International Monetary Fund Country Representative Mario de Zamaroczy on Thursday outlined a plan for privatizing the Foreign Trade Bank while discussing $10.8 million the IMF is releasing as part of its ongoing program to strengthen Cambodia’s bank reserves.
The switchover of the Foreign Trade Bank, which is a department of the National Bank of Cambodia, may be completed by the end of 2001.
The IMF says the change would strengthen Cambodia’s financial system.
Under the plan, the Foreign Trade Bank would become a separate legal entity with a separate staff working under a new executive board.
Even the bank itself would be relocated.
“The bank will have to be capitalized and apply for a license like any other bank,” de Zamaroczy said. “But as one of only two banks in Cambodia that operates in riel, it might be ideally positioned to move into the provinces and create a banking system that covers more than just the major cities.”
De Zamaroczy said 29 of 31 Cambodian banks have now submitted applications for licenses under the new stricter system for operations and capitalization. The decisions on licensing should be made in November.
De Zamaroczy also voiced concern over the government’s tardy disbursement of funds in the areas of health and education.
Citing figures through the end of August, de Zamaroczy said the government should have already distributed two-thirds of the money earmarked this year for social services, but was lagging far behind. He particularly cited the Ministry of Health as having distributed only 35 percent of its disbursements.
The amount of money Cambodia spends on defense remains a concern. According to de Zamaroczy, in 1998 the country spent 2.9 percent of its gross domestic product on defense (excluding security). The IMF would like to see that figure reduced to 2 percent by 2002.
He said one reason defense spending remained high was that promised donor money to help the government demobilize 31,500 troops by the year 2002 was slow in arriving. He blamed the delay on “the international bureaucracy” of moving money from overseas donors into trust funds on which the government can draw.
De Zamaroczy said the IMF was satisfied with the government’s financial performance in 2000, citing a broadened value-added tax, increased tourist revenues, better collection of arrears from the telecommunication companies and leases of state assets and improved customs and tax administration.
But he said the government would be hard-pressed to match its 5 percent economic growth of 1999, given the costs of flood relief and the high price of oil.
This is the second $10.8 million disbursement by the IMF. The plan is to release the same amount every six months for three years, for a total of approximately $81.6 million.

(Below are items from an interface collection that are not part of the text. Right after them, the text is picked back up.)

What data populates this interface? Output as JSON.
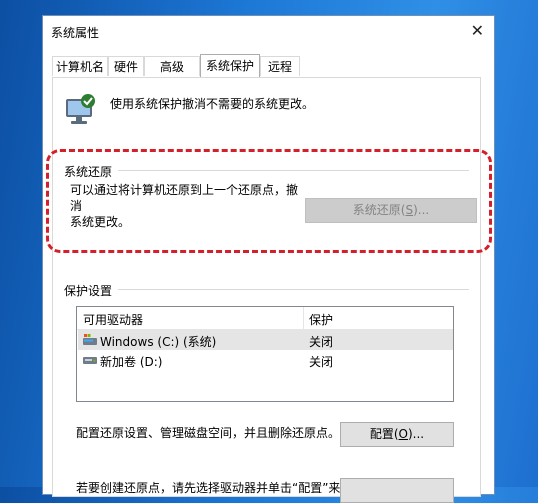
{
  "window": {
    "title": "系统属性",
    "close_glyph": "✕"
  },
  "tabs": [
    {
      "label": "计算机名",
      "active": false
    },
    {
      "label": "硬件",
      "active": false
    },
    {
      "label": "高级",
      "active": false
    },
    {
      "label": "系统保护",
      "active": true
    },
    {
      "label": "远程",
      "active": false
    }
  ],
  "intro": {
    "text": "使用系统保护撤消不需要的系统更改。",
    "icon": "computer-shield-icon"
  },
  "restore": {
    "group_title": "系统还原",
    "desc_line1": "可以通过将计算机还原到上一个还原点，撤消",
    "desc_line2": "系统更改。",
    "button_prefix": "系统还原(",
    "button_key": "S",
    "button_suffix": ")..."
  },
  "protection": {
    "group_title": "保护设置",
    "col_drives": "可用驱动器",
    "col_protection": "保护",
    "rows": [
      {
        "name": "Windows (C:) (系统)",
        "protection": "关闭",
        "icon": "system-drive-icon"
      },
      {
        "name": "新加卷 (D:)",
        "protection": "关闭",
        "icon": "drive-icon"
      }
    ]
  },
  "configure": {
    "desc": "配置还原设置、管理磁盘空间，并且删除还原点。",
    "button_prefix": "配置(",
    "button_key": "O",
    "button_suffix": ")..."
  },
  "create": {
    "desc": "若要创建还原点，请先选择驱动器并单击“配置”来"
  },
  "colors": {
    "highlight_border": "#d4202a",
    "accent": "#1d78d6"
  }
}
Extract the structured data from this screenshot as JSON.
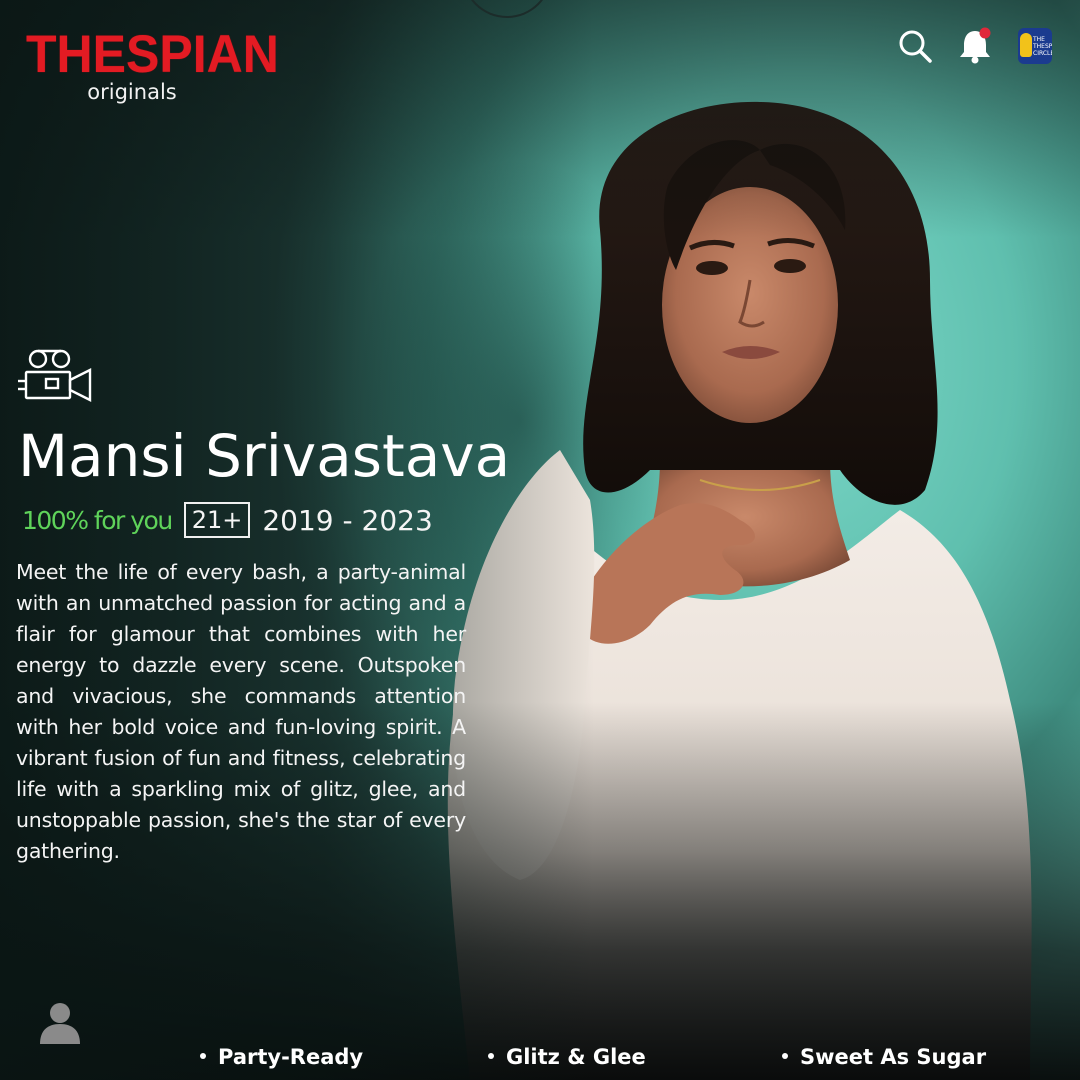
{
  "brand": {
    "logo": "THESPIAN",
    "subtitle": "originals",
    "logo_color": "#e31b23"
  },
  "header": {
    "icons": [
      "search-icon",
      "bell-icon",
      "profile-badge"
    ],
    "notification_dot_color": "#e0283a",
    "badge_text": "THE THESPIAN CIRCLE"
  },
  "profile": {
    "icon": "movie-camera-icon",
    "name": "Mansi Srivastava",
    "match": "100% for you",
    "match_color": "#5fd35a",
    "age_rating": "21+",
    "years": "2019 - 2023",
    "description": "Meet the life of every bash, a party-animal with an unmatched passion for acting and a flair for glamour that combines with her energy to dazzle every scene. Outspoken and vivacious, she commands attention with her bold voice and fun-loving spirit. A vibrant fusion of fun and fitness, celebrating life with a sparkling mix of glitz, glee, and unstoppable passion, she's the star of every gathering."
  },
  "footer": {
    "user_icon": "user-icon",
    "tags": [
      "Party-Ready",
      "Glitz & Glee",
      "Sweet As Sugar"
    ]
  }
}
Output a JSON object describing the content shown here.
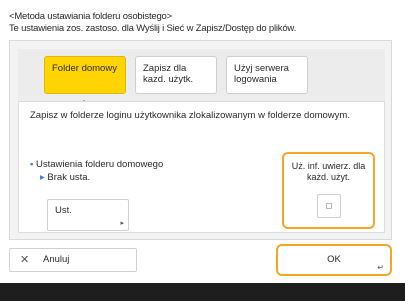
{
  "header": {
    "line1": "<Metoda ustawiania folderu osobistego>",
    "line2": "Te ustawienia zos. zastoso. dla Wyślij i Sieć w Zapisz/Dostęp do plików."
  },
  "tabs": [
    {
      "label": "Folder domowy",
      "selected": true
    },
    {
      "label": "Zapisz dla kazd. użytk.",
      "selected": false
    },
    {
      "label": "Użyj serwera logowania",
      "selected": false
    }
  ],
  "content": {
    "description": "Zapisz w folderze loginu użytkownika zlokalizowanym w folderze domowym.",
    "setting_label": "Ustawienia folderu domowego",
    "setting_value": "Brak usta.",
    "settings_button": "Ust.",
    "toggle_label": "Uż. inf. uwierz. dla każd. użyt.",
    "toggle_checked": false
  },
  "footer": {
    "cancel_label": "Anuluj",
    "ok_label": "OK"
  },
  "colors": {
    "accent": "#ffd400",
    "highlight_border": "#f5a623",
    "indicator": "#1a63c9"
  }
}
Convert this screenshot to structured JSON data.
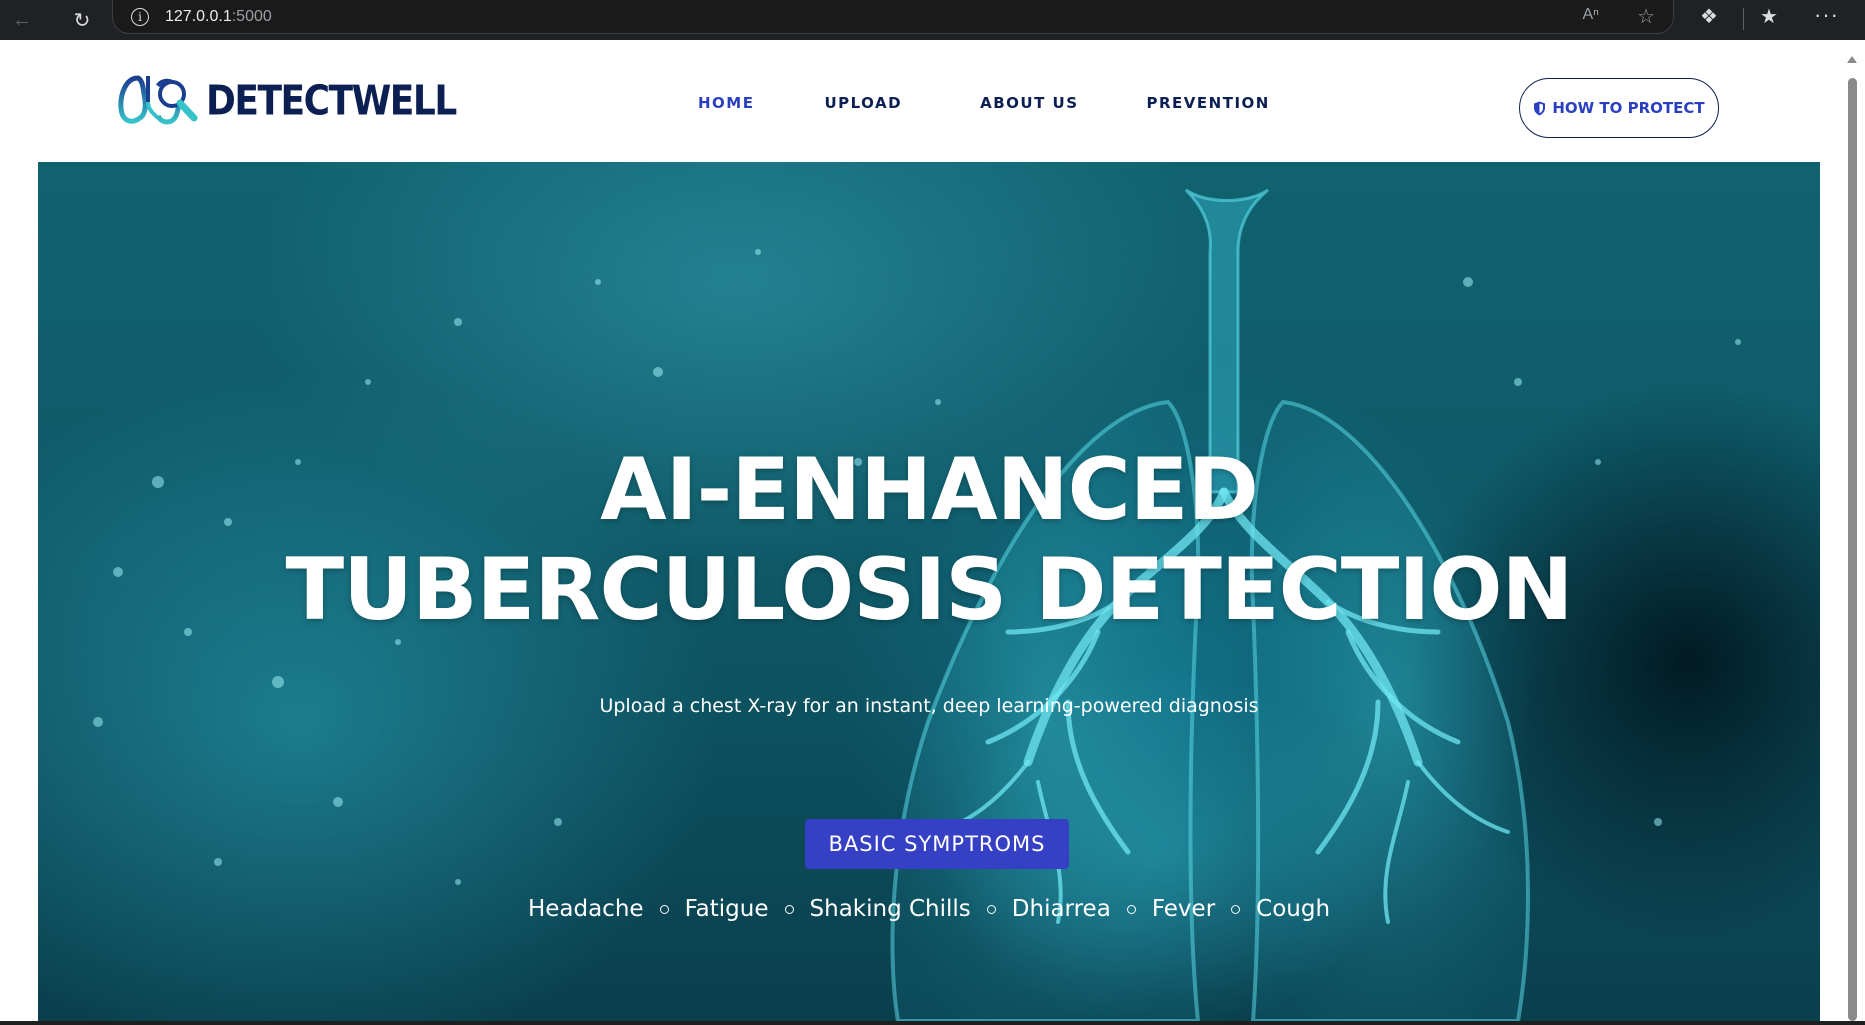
{
  "browser": {
    "url_host": "127.0.0.1",
    "url_port": ":5000"
  },
  "brand": {
    "name": "DETECTWELL",
    "color": "#0b1f53",
    "accent": "#2a3fc0"
  },
  "nav": {
    "items": [
      {
        "label": "HOME",
        "active": true
      },
      {
        "label": "UPLOAD",
        "active": false
      },
      {
        "label": "ABOUT US",
        "active": false
      },
      {
        "label": "PREVENTION",
        "active": false
      }
    ],
    "cta": "HOW TO PROTECT"
  },
  "hero": {
    "title_line1": "AI-ENHANCED",
    "title_line2": "TUBERCULOSIS DETECTION",
    "subtitle": "Upload a chest X-ray for an instant, deep learning-powered diagnosis",
    "button": "BASIC SYMPTROMS",
    "button_color": "#3640c4",
    "symptoms": [
      "Headache",
      "Fatigue",
      "Shaking Chills",
      "Dhiarrea",
      "Fever",
      "Cough"
    ]
  }
}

De Zamaroczy said that just as important as the money is the “seal of approval” the IMF loans, with interest rates around 0.5 percent, signal to the rest of the donor community.